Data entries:
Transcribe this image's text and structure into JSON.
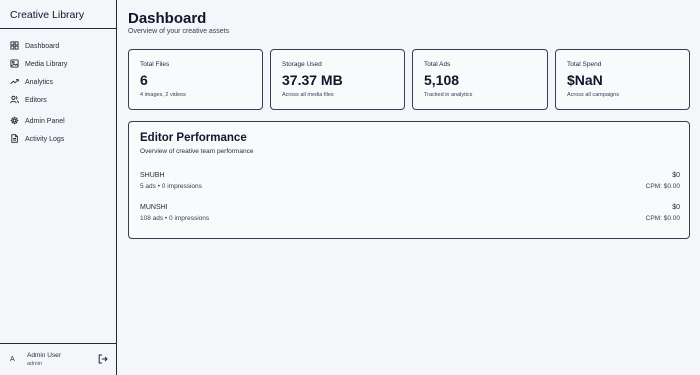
{
  "sidebar": {
    "brand": "Creative Library",
    "items": [
      {
        "label": "Dashboard",
        "icon": "dashboard-icon"
      },
      {
        "label": "Media Library",
        "icon": "image-icon"
      },
      {
        "label": "Analytics",
        "icon": "trending-up-icon"
      },
      {
        "label": "Editors",
        "icon": "users-icon"
      },
      {
        "label": "Admin Panel",
        "icon": "gear-icon"
      },
      {
        "label": "Activity Logs",
        "icon": "file-icon"
      }
    ],
    "user": {
      "avatar": "A",
      "name": "Admin User",
      "role": "admin"
    }
  },
  "header": {
    "title": "Dashboard",
    "subtitle": "Overview of your creative assets"
  },
  "stats": [
    {
      "label": "Total Files",
      "value": "6",
      "note": "4 images, 2 videos"
    },
    {
      "label": "Storage Used",
      "value": "37.37 MB",
      "note": "Across all media files"
    },
    {
      "label": "Total Ads",
      "value": "5,108",
      "note": "Tracked in analytics"
    },
    {
      "label": "Total Spend",
      "value": "$NaN",
      "note": "Across all campaigns"
    }
  ],
  "performance": {
    "title": "Editor Performance",
    "subtitle": "Overview of creative team performance",
    "editors": [
      {
        "name": "SHUBH",
        "stats": "5 ads • 0 impressions",
        "spend": "$0",
        "cpm": "CPM: $0.00"
      },
      {
        "name": "MUNSHI",
        "stats": "108 ads • 0 impressions",
        "spend": "$0",
        "cpm": "CPM: $0.00"
      }
    ]
  }
}
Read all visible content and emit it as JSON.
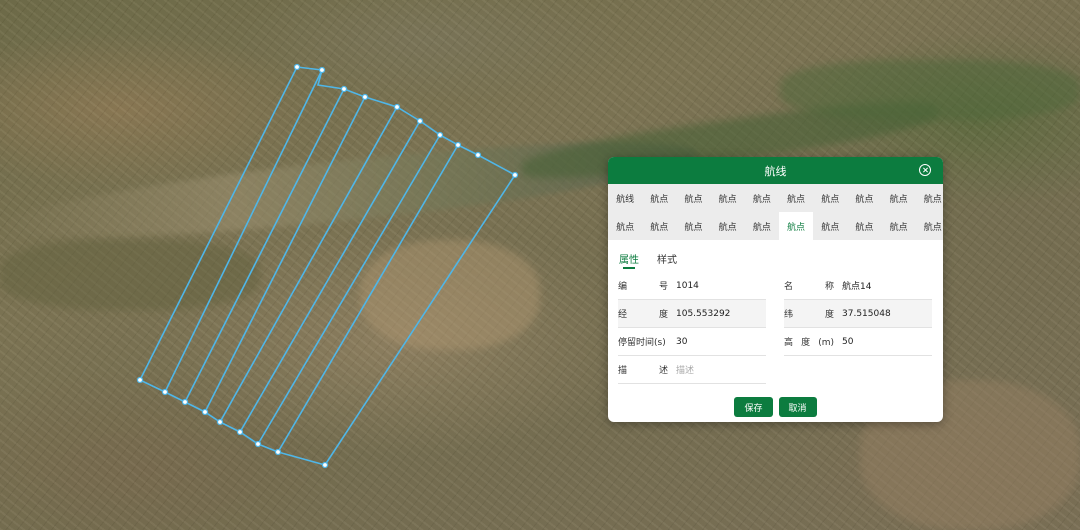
{
  "dialog": {
    "title": "航线",
    "tabs_row1": [
      "航线",
      "航点",
      "航点",
      "航点",
      "航点",
      "航点",
      "航点",
      "航点",
      "航点",
      "航点"
    ],
    "tabs_row2": [
      "航点",
      "航点",
      "航点",
      "航点",
      "航点",
      "航点",
      "航点",
      "航点",
      "航点",
      "航点"
    ],
    "active_tab_row2_index": 5,
    "sub_tabs": [
      "属性",
      "样式"
    ],
    "fields": {
      "number": {
        "label": "编号",
        "value": "1014"
      },
      "name": {
        "label": "名称",
        "value": "航点14"
      },
      "longitude": {
        "label": "经度",
        "value": "105.553292"
      },
      "latitude": {
        "label": "纬度",
        "value": "37.515048"
      },
      "stay_time": {
        "label": "停留时间(s)",
        "value": "30"
      },
      "altitude": {
        "label": "高度(m)",
        "value": "50"
      },
      "description": {
        "label": "描述",
        "placeholder": "描述"
      }
    },
    "buttons": {
      "save": "保存",
      "cancel": "取消"
    }
  },
  "colors": {
    "primary": "#0c7c3f",
    "route_line": "#4fb6e8"
  }
}
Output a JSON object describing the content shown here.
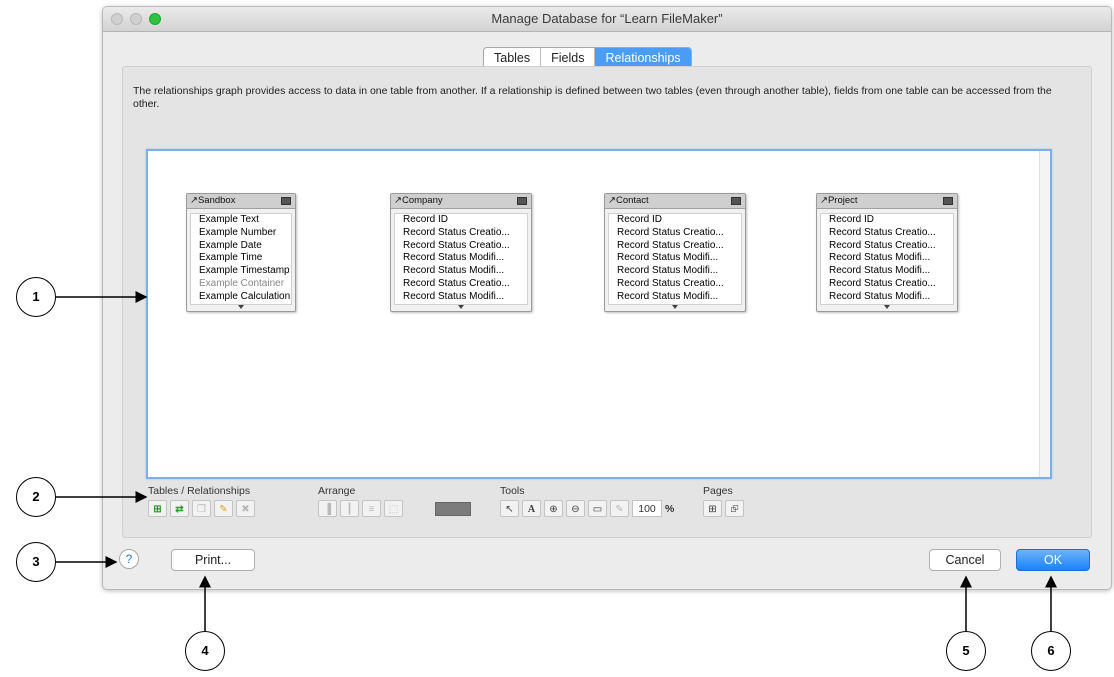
{
  "window": {
    "title": "Manage Database for “Learn FileMaker”"
  },
  "tabs": [
    "Tables",
    "Fields",
    "Relationships"
  ],
  "description": "The relationships graph provides access to data in one table from another. If a relationship is defined between two tables (even through another table), fields from one table can be accessed from the other.",
  "tables": [
    {
      "name": "Sandbox",
      "fields": [
        "Example Text",
        "Example Number",
        "Example Date",
        "Example Time",
        "Example Timestamp",
        "Example Container",
        "Example Calculation"
      ]
    },
    {
      "name": "Company",
      "fields": [
        "Record ID",
        "Record Status Creatio...",
        "Record Status Creatio...",
        "Record Status Modifi...",
        "Record Status Modifi...",
        "Record Status Creatio...",
        "Record Status Modifi..."
      ]
    },
    {
      "name": "Contact",
      "fields": [
        "Record ID",
        "Record Status Creatio...",
        "Record Status Creatio...",
        "Record Status Modifi...",
        "Record Status Modifi...",
        "Record Status Creatio...",
        "Record Status Modifi..."
      ]
    },
    {
      "name": "Project",
      "fields": [
        "Record ID",
        "Record Status Creatio...",
        "Record Status Creatio...",
        "Record Status Modifi...",
        "Record Status Modifi...",
        "Record Status Creatio...",
        "Record Status Modifi..."
      ]
    }
  ],
  "toolbar": {
    "tables_relationships": "Tables / Relationships",
    "arrange": "Arrange",
    "tools": "Tools",
    "pages": "Pages",
    "zoom_value": "100",
    "zoom_unit": "%"
  },
  "buttons": {
    "help": "?",
    "print": "Print...",
    "cancel": "Cancel",
    "ok": "OK"
  },
  "callouts": [
    "1",
    "2",
    "3",
    "4",
    "5",
    "6"
  ],
  "colors": {
    "accent": "#4b9cf5",
    "ok_button": "#1a82fb",
    "traffic_green": "#2ec33f"
  }
}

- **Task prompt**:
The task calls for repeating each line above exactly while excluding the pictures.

- **Task answer**:
Transcribe this image's text and structure into JSON.
{
  "sidebar": {
    "brand": "Creative Library",
    "items": [
      {
        "label": "Dashboard",
        "icon": "dashboard-icon"
      },
      {
        "label": "Media Library",
        "icon": "image-icon"
      },
      {
        "label": "Analytics",
        "icon": "trending-up-icon"
      },
      {
        "label": "Editors",
        "icon": "users-icon"
      },
      {
        "label": "Admin Panel",
        "icon": "gear-icon"
      },
      {
        "label": "Activity Logs",
        "icon": "file-icon"
      }
    ],
    "user": {
      "avatar": "A",
      "name": "Admin User",
      "role": "admin"
    }
  },
  "header": {
    "title": "Dashboard",
    "subtitle": "Overview of your creative assets"
  },
  "stats": [
    {
      "label": "Total Files",
      "value": "6",
      "note": "4 images, 2 videos"
    },
    {
      "label": "Storage Used",
      "value": "37.37 MB",
      "note": "Across all media files"
    },
    {
      "label": "Total Ads",
      "value": "5,108",
      "note": "Tracked in analytics"
    },
    {
      "label": "Total Spend",
      "value": "$NaN",
      "note": "Across all campaigns"
    }
  ],
  "performance": {
    "title": "Editor Performance",
    "subtitle": "Overview of creative team performance",
    "editors": [
      {
        "name": "SHUBH",
        "stats": "5 ads • 0 impressions",
        "spend": "$0",
        "cpm": "CPM: $0.00"
      },
      {
        "name": "MUNSHI",
        "stats": "108 ads • 0 impressions",
        "spend": "$0",
        "cpm": "CPM: $0.00"
      }
    ]
  }
}
Read all visible content and emit it as JSON.
{
  "dialog": {
    "title": "航线",
    "tabs_row1": [
      "航线",
      "航点",
      "航点",
      "航点",
      "航点",
      "航点",
      "航点",
      "航点",
      "航点",
      "航点"
    ],
    "tabs_row2": [
      "航点",
      "航点",
      "航点",
      "航点",
      "航点",
      "航点",
      "航点",
      "航点",
      "航点",
      "航点"
    ],
    "active_tab_row2_index": 5,
    "sub_tabs": [
      "属性",
      "样式"
    ],
    "fields": {
      "number": {
        "label": "编号",
        "value": "1014"
      },
      "name": {
        "label": "名称",
        "value": "航点14"
      },
      "longitude": {
        "label": "经度",
        "value": "105.553292"
      },
      "latitude": {
        "label": "纬度",
        "value": "37.515048"
      },
      "stay_time": {
        "label": "停留时间(s)",
        "value": "30"
      },
      "altitude": {
        "label": "高度(m)",
        "value": "50"
      },
      "description": {
        "label": "描述",
        "placeholder": "描述"
      }
    },
    "buttons": {
      "save": "保存",
      "cancel": "取消"
    }
  },
  "colors": {
    "primary": "#0c7c3f",
    "route_line": "#4fb6e8"
  }
}
Output a JSON object describing the content shown here.
{
  "window": {
    "title": "Manage Database for “Learn FileMaker”"
  },
  "tabs": [
    "Tables",
    "Fields",
    "Relationships"
  ],
  "description": "The relationships graph provides access to data in one table from another. If a relationship is defined between two tables (even through another table), fields from one table can be accessed from the other.",
  "tables": [
    {
      "name": "Sandbox",
      "fields": [
        "Example Text",
        "Example Number",
        "Example Date",
        "Example Time",
        "Example Timestamp",
        "Example Container",
        "Example Calculation"
      ]
    },
    {
      "name": "Company",
      "fields": [
        "Record ID",
        "Record Status Creatio...",
        "Record Status Creatio...",
        "Record Status Modifi...",
        "Record Status Modifi...",
        "Record Status Creatio...",
        "Record Status Modifi..."
      ]
    },
    {
      "name": "Contact",
      "fields": [
        "Record ID",
        "Record Status Creatio...",
        "Record Status Creatio...",
        "Record Status Modifi...",
        "Record Status Modifi...",
        "Record Status Creatio...",
        "Record Status Modifi..."
      ]
    },
    {
      "name": "Project",
      "fields": [
        "Record ID",
        "Record Status Creatio...",
        "Record Status Creatio...",
        "Record Status Modifi...",
        "Record Status Modifi...",
        "Record Status Creatio...",
        "Record Status Modifi..."
      ]
    }
  ],
  "toolbar": {
    "tables_relationships": "Tables / Relationships",
    "arrange": "Arrange",
    "tools": "Tools",
    "pages": "Pages",
    "zoom_value": "100",
    "zoom_unit": "%"
  },
  "buttons": {
    "help": "?",
    "print": "Print...",
    "cancel": "Cancel",
    "ok": "OK"
  },
  "callouts": [
    "1",
    "2",
    "3",
    "4",
    "5",
    "6"
  ],
  "colors": {
    "accent": "#4b9cf5",
    "ok_button": "#1a82fb",
    "traffic_green": "#2ec33f"
  }
}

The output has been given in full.